Isn’t it the job of the package manager to figure out whether a package version is compatible with your other packages, and current version of Julia? Why force minor version increments when no new functionality was added?
The idea is that you should still be able to make patch releases to the version compatible with the previous Julia version. For example: Package
A@1.2.0 is compatible with Julia
1.0 (current LTS). If you release
A@1.2.1 with Julia compatibility raised to
1.5 for example, what do you do when a user stuck on Julia
1.0 finds a bug in
1.2.1 version number needs to be reserved for that case.
Edit: Just to add to the above; the package manager handles it just fine, so this is just a policy for the General registry that is meant to stop package authors from shooting themself in the foot like in the example I gave.
Ah I see, that makes sense! Thank you!
So is this rule also applied to all other dependencies of a project? It seems like a user could also be stuck on a particular version of other packages, and experience the same problem you outlined in your answer.
just to note that it is an “automerge guideline”, not a rule of the General registry. The difference being you only need to follow it for your updates to be automatically accepted but they can still be manually accepted if the rule is not followed. So it’s not saying “this is how you must do it”, but rather “this is the most uncontroversial way to do it and so qualifies for merging without any further discussion”.
It is not enforced by the registry automerge guidelines.
I guess it might make sense to not bump a dependency to a new major version in a patch release? For example, if your package
B@1 as a dependency goes to
B@2, maybe that shouldn’t be done in a patch release? I have not thought about it much actually. Typically for packages users are always at the latest version of everything so this has not really been “tested” in practice. It is also the case that packages aren’t as structured as Julia when it comes to releases/LTS versions etc, so I assume many package authors just declare
B@1 to be unmaintained as soon as
B@2 is out.
If package authors were careful with not releasing “breaking” versions that don’t break it might be good practice to recommend that if you raise the compatibility for a dependency you should release a minor version.
I wonder how long this will continue to be true. I’ve recently run into problems with not being able to update to the most recent versions of packages, because other packages that I use have not been updated in a year or two and impose upper bounds on a mutual dependency of the two packages. I’m just glad that none of the packages that I use have vanished, or have been abandoned (yet!).
Anyways, thanks for the answers, I really appreciate it!

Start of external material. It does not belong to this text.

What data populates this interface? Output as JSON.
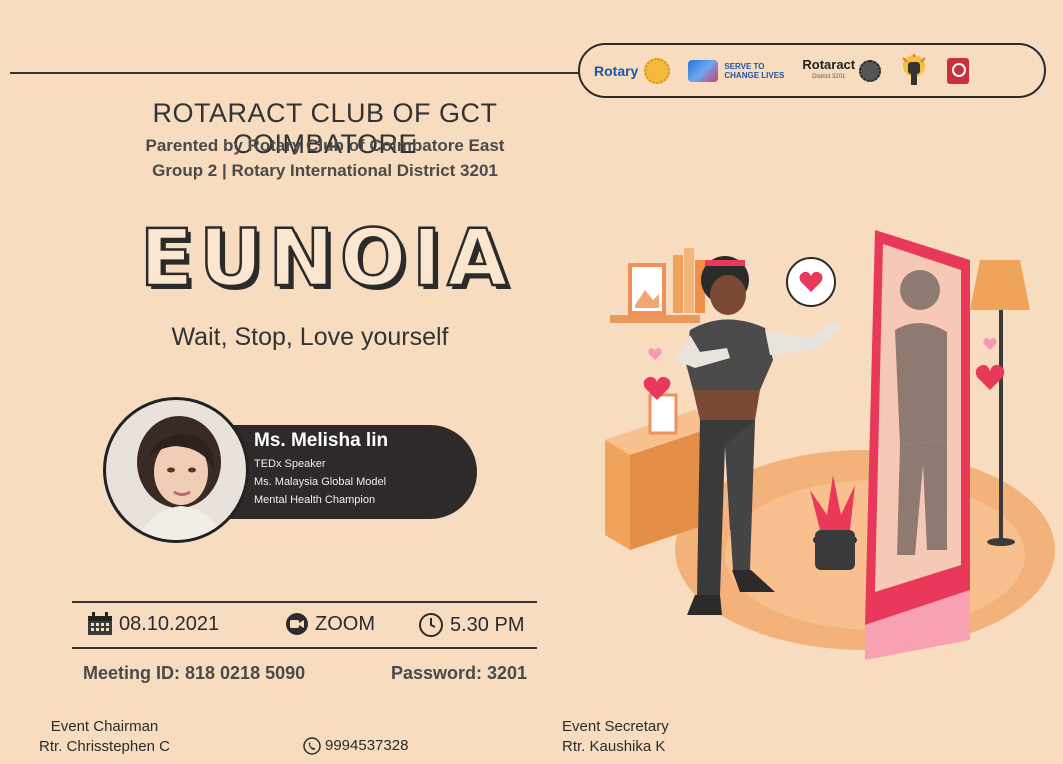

Often, but not always, this is a result of package authors releasing “breaking” versions that is not actually breaking. This messes up compatibility bounds for all packages that depend on it.

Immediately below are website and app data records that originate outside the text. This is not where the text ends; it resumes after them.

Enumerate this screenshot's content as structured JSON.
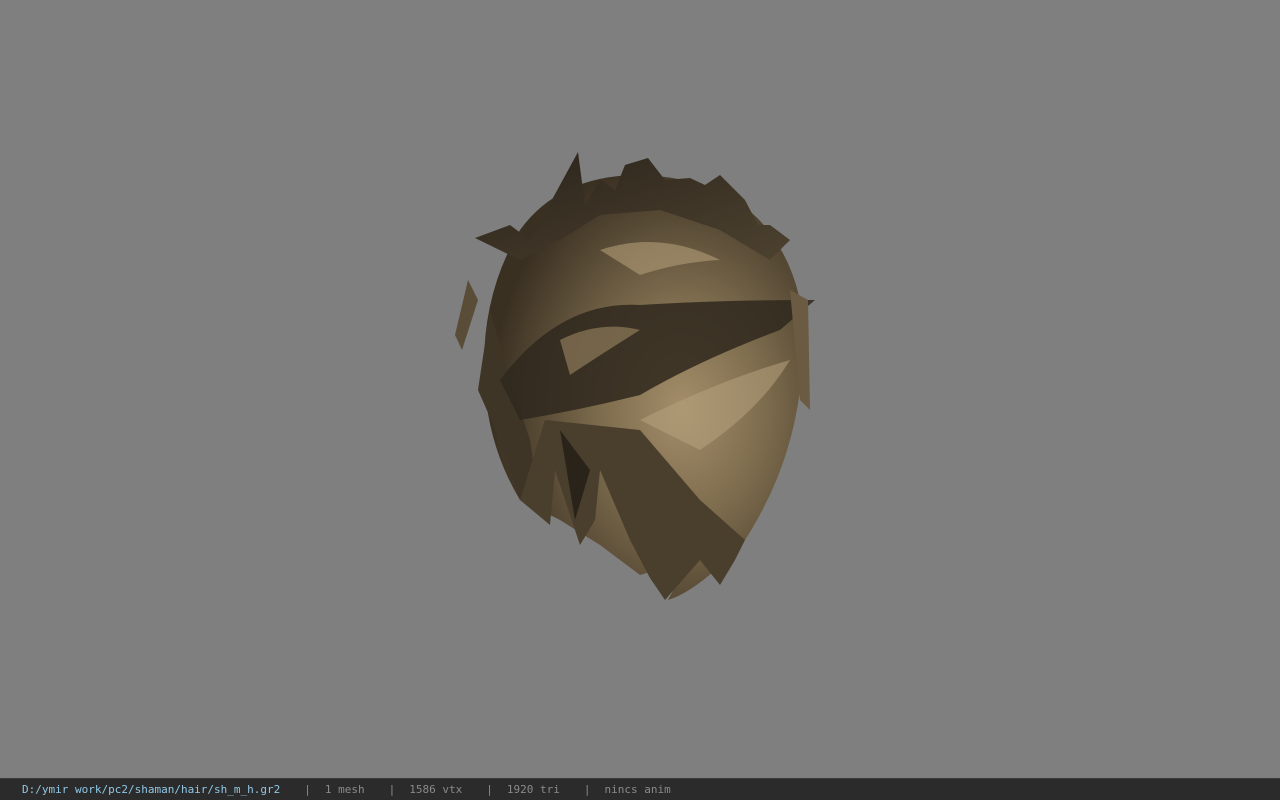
{
  "viewer": {
    "background_color": "#7f7f7f",
    "model_icon": "hair-mesh-model"
  },
  "status_bar": {
    "file_path": "D:/ymir work/pc2/shaman/hair/sh_m_h.gr2",
    "separator": "|",
    "mesh_count": "1 mesh",
    "vertex_count": "1586 vtx",
    "triangle_count": "1920 tri",
    "anim_info": "nincs anim",
    "path_color": "#8fc7e6",
    "text_color": "#8a8a8a"
  }
}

In this case it was because of Compat.jl, and some packages trying to maintain support for pre 1.0 versions of Julia. But yeah, I’m very glad that CompatHelper.jl works as well as it does, without it it seems like keeping up with new major versions of packages (warranted or not) would be very difficult.
Yea. Perhaps a good recommendation is that going from

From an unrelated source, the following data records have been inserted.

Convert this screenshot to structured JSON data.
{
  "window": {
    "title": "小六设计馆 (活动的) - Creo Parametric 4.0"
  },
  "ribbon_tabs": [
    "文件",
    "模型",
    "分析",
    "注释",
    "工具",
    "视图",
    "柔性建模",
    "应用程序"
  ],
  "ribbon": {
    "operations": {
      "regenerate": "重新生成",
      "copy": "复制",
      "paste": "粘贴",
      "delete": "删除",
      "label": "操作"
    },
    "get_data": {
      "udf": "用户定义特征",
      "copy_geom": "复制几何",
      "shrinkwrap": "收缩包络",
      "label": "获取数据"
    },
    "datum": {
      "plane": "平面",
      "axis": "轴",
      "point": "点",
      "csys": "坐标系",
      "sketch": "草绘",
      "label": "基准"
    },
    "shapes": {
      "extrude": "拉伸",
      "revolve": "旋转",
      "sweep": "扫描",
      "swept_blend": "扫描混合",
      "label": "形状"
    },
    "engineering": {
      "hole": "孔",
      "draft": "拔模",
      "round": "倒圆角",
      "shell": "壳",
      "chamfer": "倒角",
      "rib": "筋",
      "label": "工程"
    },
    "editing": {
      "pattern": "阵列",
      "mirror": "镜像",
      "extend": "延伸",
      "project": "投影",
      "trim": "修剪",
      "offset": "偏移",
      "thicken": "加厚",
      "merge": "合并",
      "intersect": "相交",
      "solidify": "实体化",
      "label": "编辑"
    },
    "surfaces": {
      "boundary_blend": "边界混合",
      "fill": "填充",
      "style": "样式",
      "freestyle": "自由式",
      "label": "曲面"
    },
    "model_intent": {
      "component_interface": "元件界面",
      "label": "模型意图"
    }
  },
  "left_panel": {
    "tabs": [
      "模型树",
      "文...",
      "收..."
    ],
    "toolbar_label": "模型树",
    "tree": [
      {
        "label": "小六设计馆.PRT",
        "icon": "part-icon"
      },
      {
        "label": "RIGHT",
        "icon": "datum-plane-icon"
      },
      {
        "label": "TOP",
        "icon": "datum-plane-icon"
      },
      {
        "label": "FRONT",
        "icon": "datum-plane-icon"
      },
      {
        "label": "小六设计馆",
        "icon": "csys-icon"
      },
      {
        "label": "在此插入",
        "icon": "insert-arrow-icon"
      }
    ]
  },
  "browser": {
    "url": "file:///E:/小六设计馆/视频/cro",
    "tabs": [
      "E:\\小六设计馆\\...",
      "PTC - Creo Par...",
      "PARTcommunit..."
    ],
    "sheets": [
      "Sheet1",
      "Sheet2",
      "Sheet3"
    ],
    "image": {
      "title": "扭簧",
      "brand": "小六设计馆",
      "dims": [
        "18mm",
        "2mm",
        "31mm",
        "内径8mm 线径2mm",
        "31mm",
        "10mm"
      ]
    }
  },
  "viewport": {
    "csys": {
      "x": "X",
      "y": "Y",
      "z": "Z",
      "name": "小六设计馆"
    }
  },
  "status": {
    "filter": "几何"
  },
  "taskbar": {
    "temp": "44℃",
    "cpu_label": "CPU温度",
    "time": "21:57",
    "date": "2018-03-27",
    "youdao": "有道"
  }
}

B = "1"
B = "1, 2"
is fine in a patch release, since it does not impose any new restrictions, but going from
B = "1, 2"
B = "2"
should be done in a minor release since the new version will not be compatible with